To paint an extraordinary picture, artists must often work with varied brushes. They all have the same function—applying paint—but they serve distinct purposes, each valuable in the hands of someone who understands where to put the pressure.
Researchers are more like artists than we ever get credit for. A large part of performing excellent market research lies in knowing what sort of methodology is best suited to your eventual outcome, and then choosing the method or methods that will most appropriately help meet your goals.
At the very base of making that decision lie the concepts of quantitative and qualitative research, two methodologies that stand opposed to one another in the same way as Yin and Yang inhabit a circle.
It’s important to have an understanding of how these two relate to each other, and how they’re different. Most people have an idea, but it’s a conversation that’s more complex than some realize. So I sat down with Tim Furdui, the head of research at our sister company Atomik Research, to come to a greater understanding of the nuances separating the two styles.
We begin today with qualitative research, but should take a minor detour to note that these words are widely applicable, and that may be part of why they’re difficult to define. The word ‘qualitative’ can be used in reference to a broad philosophy of how one ought to research, or it can be applied to a specific method. Context is key in each instance.
To begin defining qualitative, we must first think of what we already know, or don’t. Qualitative research takes some of its inspiration in not knowing something, and that’s why researchers perform it.
“Qualitative research is an empirical type of research,” Furdui said. “It’s trying to establish specific insights, but it’s not starting from a specific theory—it’s trying to study something and then develop a theory from it.”
The idea of developing something for further study is important in qualitative research, and lends itself to some more flexible methods of questioning and discovery.
“That’s why you typically run qualitative research first,” Furdui said. “Because that lets you decide what your goal should be, and build insight around how people feel. It’s easier to generalize after that.”
Another big part of what makes research qualitative is in involving people, and literally asking them how they feel. The most immediate example of qualitative research is the focus group, which sits a bunch of people down and aims for tailored insight.
If research were represented on a road, qualitative research would be curvy. You could back up, hit a corner again, or peel off down some sweet Arkansas gravel. The point is, qualitative research aims for quality insights—the kind garnered by talking to people, asking them questions, and then probing for follow ups and more specific answers.

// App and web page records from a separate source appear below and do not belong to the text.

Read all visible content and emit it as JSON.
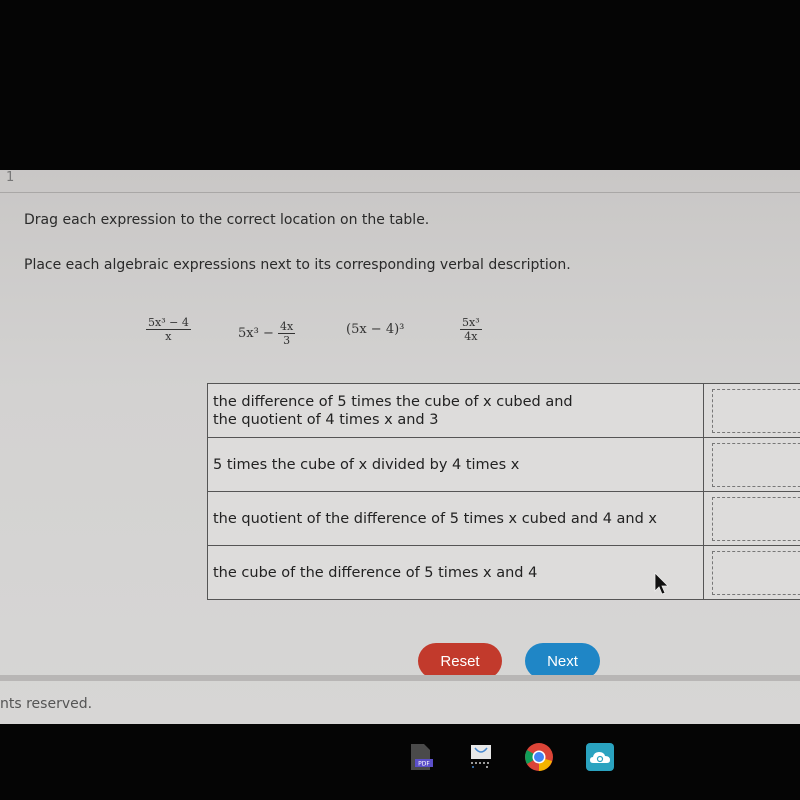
{
  "question": {
    "number": "1",
    "instruction_1": "Drag each expression to the correct location on the table.",
    "instruction_2": "Place each algebraic expressions next to its corresponding verbal description."
  },
  "expressions": [
    {
      "id": "expr-1",
      "numerator": "5x³ − 4",
      "denominator": "x"
    },
    {
      "id": "expr-2",
      "lead": "5x³ − ",
      "numerator": "4x",
      "denominator": "3"
    },
    {
      "id": "expr-3",
      "text": "(5x − 4)³"
    },
    {
      "id": "expr-4",
      "numerator": "5x³",
      "denominator": "4x"
    }
  ],
  "table": {
    "rows": [
      {
        "description": "the difference of 5 times the cube of x cubed and the quotient of 4 times x and 3",
        "line1": "the difference of 5 times the cube of x cubed and",
        "line2": "the quotient of 4 times x and 3",
        "answer": ""
      },
      {
        "description": "5 times the cube of x divided by 4 times x",
        "answer": ""
      },
      {
        "description": "the quotient of the difference of 5 times x cubed and 4 and x",
        "answer": ""
      },
      {
        "description": "the cube of the difference of 5 times x and 4",
        "answer": ""
      }
    ]
  },
  "buttons": {
    "reset": "Reset",
    "next": "Next"
  },
  "footer": "nts reserved.",
  "colors": {
    "reset": "#c23a2c",
    "next": "#1f86c6"
  },
  "taskbar": {
    "icons": [
      "pdf-icon",
      "screencast-icon",
      "chrome-icon",
      "cloud-app-icon"
    ],
    "pdf_label": "PDF"
  }
}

Quantitative research differs from qualitative in a variety of ways, but having defined one will make defining the other much easier.
Quantitative research is more narrow in scope, intended to be conclusive and is theoretical in that you perform quantitative research once you already have a theory you’re looking to prove. Quantitative research also places the emphasis entirely on the generation of data in large quantities.
Another important factor when looking to differentiate the two types of research is that quantitative research is overall much more objective. Furdui told me the objectivity comes in several forms, but said the lack of researcher influence combined with automation plays a great part.
“Quantitative research is much more objective because it’s automated, and probably 90 percent outside the influence of the researcher,” Furdui said. “The thing about quantitative research is that majority primes over minority. If you’re trying to validate something you already believe, you want to run a survey, because you need a big sample of people to react to your theory.”
The level of automation involved in quantitative research is important on another level—synthesizing the results. In quantitative research, much of the data generated from a survey is analyzed by software and then presented in an easy-to-digest way, which also makes quantitative research much faster; Atomik can survey 2,000 people in 48 hours. Qualitative research does not have the same luxury, and is so subjective because it relies on the researcher to synthesize information that’s already complex—you know, stuff like “how does this make you feel?” It’s a delicate game.
So Can These Two Work Together?
Absolutely, but that’s a discussion for another day.
These definitions were about opening the door to greater conversations, and ultimately providing even deeper insight into the research capacity of 4media Group and its sister companies.
If you want to talk about the performance of research—quantitative or qualitative—then give us a call.
TJ Stallbaumer is 4media Group's Account Coordinator in Media and Research, where he focuses on delivering meaningful, click-worthy and research-driven content for clients and their brands. TJ worked in television news, where he was an online content editor and social media manager in a top-100 media market. TJ also spent time as a freelance longform journalist, and has had pieces featured in publications across Northwest Arkansas ranging in scope from 'social media's subliminal priming in political discussions' to a series detailing the area's best motorcycle roads. TJ has a master's degree in journalism from the University of Arkansas in Fayetteville, and is an NWA native living in Rogers.